It is a high honor that even some of the greatest sports legends never receive.
Almost a year after losing his battle to pancreatic cancer, Las Positas College is paying homage to Tony Costello by naming its home basketball court after the school’s first men’s basketball coach.
A ceremony for Tony Costello was held at the district’s convocation gathering earlier this month. It was there that Costello’s sister, Colleen Costello-Kreidler, gave a speech announcing the plans for the naming of the basketball court.
“Tony was so proud to walk into this building and step onto this court as the first head coach in the history of the Las Positas basketball program,” Costello-Kreidler said. “We know his spirit fills this gym today and we are so proud that the basketball court is now carrying his name. Welcome to the Tony Costello Court.”
Costello-Kreidler also talked about the type of impact her brother made not only as a basketball coach, but as an instructor as well.
“Through the sport of basketball, he taught a number of lessons that truly applied to life,” Costello-Kreidler said. “Lessons about effort, patience, discipline, control and passion. He believed in his students and he believed in his players every day.”
One of those players who can attest to this is former LPC Hawks basketball player Jake Contreras. Now playing NCAA Division III basketball at Whittier College, Contreras, who last season was named LPC’s Male Scholar-Athlete of the Year and honored with the first-ever Costello Award, credits his former coach for helping him get to where he is today both as a player and student.
“He was the best coach I’ve ever had,” Contreras said. “He convinced me to come to a junior college instead of (taking) other offers and redshirting. He told me I wouldn’t regret it and it was one of the best decisions I’ve ever made.”
Contreras says Costello’s favorite phrase was “get better today” and that he and his teammates to motivate each other daily used those three words.
“He had the best coaching presence I’ve ever seen,” Contreras said. “He just made you work and play harder simply by walking into the gym. It’s hard to put it into words what a huge impact he made with me and my teammates.”
As for the naming of the basketball court in honor of Costello, Contreras and his teammates were proponents of making this happen since the end of last season.
“We always said it’s the house that Costello built. No doubt it’s the right thing to do,” Contreras said.
He may not have won a championship, but having led the school to four playoff appearances in eight years after taking over in 2005, Costello helped establish what he inherited as a brand-new basketball program.
“He was a tireless worker,” LPC Athletic Director Dyan Miller said. “He was always the first one in and the last one out.”
Miller recalls Costello brining over some players from New Orleans in 2005 after Hurricane Katrina. This is just one of the many good deeds she says that made Costello such a beloved figure in the community.
“He brought some players in from there (New Orleans) and helped them out,” Miller said. “He was always giving back, whether it was to the students or to the faculty.”
While Costello’s career may not be as decorated as others when talking about the top coaches in college basketball history, his presence on campus left a mark.

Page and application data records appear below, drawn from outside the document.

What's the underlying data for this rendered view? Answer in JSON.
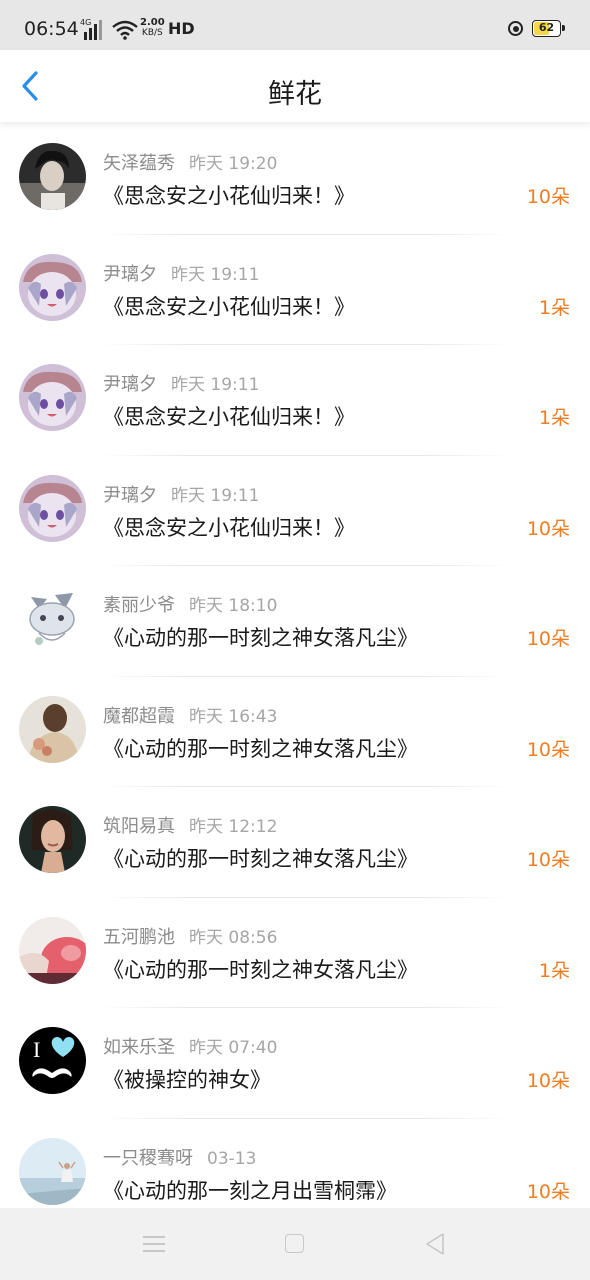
{
  "status_bar": {
    "time": "06:54",
    "network": "4G",
    "speed_value": "2.00",
    "speed_unit": "KB/S",
    "hd": "HD",
    "battery": "62",
    "battery_level": 0.62,
    "battery_color": "#f6d64a"
  },
  "header": {
    "title": "鲜花",
    "back_icon": "chevron-left-icon",
    "accent": "#2a8ee8"
  },
  "colors": {
    "count": "#ef7d24",
    "name": "#8c8c8c",
    "title": "#1a1a1a"
  },
  "records": [
    {
      "name": "矢泽蕴秀",
      "time": "昨天 19:20",
      "title": "《思念安之小花仙归来！》",
      "count": "10朵"
    },
    {
      "name": "尹璃夕",
      "time": "昨天 19:11",
      "title": "《思念安之小花仙归来！》",
      "count": "1朵"
    },
    {
      "name": "尹璃夕",
      "time": "昨天 19:11",
      "title": "《思念安之小花仙归来！》",
      "count": "1朵"
    },
    {
      "name": "尹璃夕",
      "time": "昨天 19:11",
      "title": "《思念安之小花仙归来！》",
      "count": "10朵"
    },
    {
      "name": "素丽少爷",
      "time": "昨天 18:10",
      "title": "《心动的那一时刻之神女落凡尘》",
      "count": "10朵"
    },
    {
      "name": "魔都超霞",
      "time": "昨天 16:43",
      "title": "《心动的那一时刻之神女落凡尘》",
      "count": "10朵"
    },
    {
      "name": "筑阳易真",
      "time": "昨天 12:12",
      "title": "《心动的那一时刻之神女落凡尘》",
      "count": "10朵"
    },
    {
      "name": "五河鹏池",
      "time": "昨天 08:56",
      "title": "《心动的那一时刻之神女落凡尘》",
      "count": "1朵"
    },
    {
      "name": "如来乐圣",
      "time": "昨天 07:40",
      "title": "《被操控的神女》",
      "count": "10朵"
    },
    {
      "name": "一只稷骞呀",
      "time": "03-13",
      "title": "《心动的那一刻之月出雪桐霈》",
      "count": "10朵"
    }
  ],
  "navbar": {
    "items": [
      "menu-icon",
      "home-icon",
      "back-triangle-icon"
    ]
  }
}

His legacy will now forever be immortalized whenever you go and watch an LPC basketball game.